REQUIREMENT:
Your response should contain each line of the data that includes "arrow".

··· DATASET EXTRACT ···

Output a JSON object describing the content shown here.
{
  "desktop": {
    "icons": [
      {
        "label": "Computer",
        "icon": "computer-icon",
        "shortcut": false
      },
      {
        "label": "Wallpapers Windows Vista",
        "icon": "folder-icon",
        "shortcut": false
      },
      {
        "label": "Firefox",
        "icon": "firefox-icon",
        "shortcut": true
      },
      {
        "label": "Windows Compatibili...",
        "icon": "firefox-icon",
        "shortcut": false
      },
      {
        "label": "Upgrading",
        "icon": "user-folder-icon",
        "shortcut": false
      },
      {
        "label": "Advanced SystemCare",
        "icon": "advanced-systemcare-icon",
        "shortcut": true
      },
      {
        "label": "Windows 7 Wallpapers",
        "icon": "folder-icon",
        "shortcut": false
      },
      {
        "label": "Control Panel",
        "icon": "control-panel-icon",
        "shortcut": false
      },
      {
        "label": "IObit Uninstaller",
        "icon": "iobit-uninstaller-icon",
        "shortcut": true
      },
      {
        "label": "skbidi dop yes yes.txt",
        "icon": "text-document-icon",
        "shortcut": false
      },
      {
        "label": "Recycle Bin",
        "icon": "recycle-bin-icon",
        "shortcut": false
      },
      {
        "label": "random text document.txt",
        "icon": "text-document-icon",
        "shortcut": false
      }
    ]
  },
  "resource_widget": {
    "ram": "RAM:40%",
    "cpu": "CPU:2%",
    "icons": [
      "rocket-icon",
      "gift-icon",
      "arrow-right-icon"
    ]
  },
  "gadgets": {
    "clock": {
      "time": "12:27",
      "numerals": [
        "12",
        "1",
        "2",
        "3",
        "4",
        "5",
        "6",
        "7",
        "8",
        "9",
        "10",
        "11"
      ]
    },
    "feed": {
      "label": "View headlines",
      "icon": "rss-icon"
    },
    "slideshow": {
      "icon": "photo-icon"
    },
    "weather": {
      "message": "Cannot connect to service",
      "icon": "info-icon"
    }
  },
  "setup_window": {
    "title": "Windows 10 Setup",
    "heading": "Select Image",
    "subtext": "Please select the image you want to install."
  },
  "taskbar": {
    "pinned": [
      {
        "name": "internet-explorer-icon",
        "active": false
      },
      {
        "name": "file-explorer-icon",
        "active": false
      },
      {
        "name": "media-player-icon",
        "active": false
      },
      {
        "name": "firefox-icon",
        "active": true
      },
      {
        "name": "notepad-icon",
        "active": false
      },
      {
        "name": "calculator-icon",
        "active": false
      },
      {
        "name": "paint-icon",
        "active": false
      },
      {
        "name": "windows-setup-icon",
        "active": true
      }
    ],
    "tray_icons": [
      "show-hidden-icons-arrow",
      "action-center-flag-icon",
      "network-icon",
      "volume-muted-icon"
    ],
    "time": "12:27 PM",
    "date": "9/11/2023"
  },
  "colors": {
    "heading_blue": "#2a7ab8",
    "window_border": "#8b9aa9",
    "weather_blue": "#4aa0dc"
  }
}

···

RESPONSE AREA:
      "arrow-right-icon"
      "show-hidden-icons-arrow",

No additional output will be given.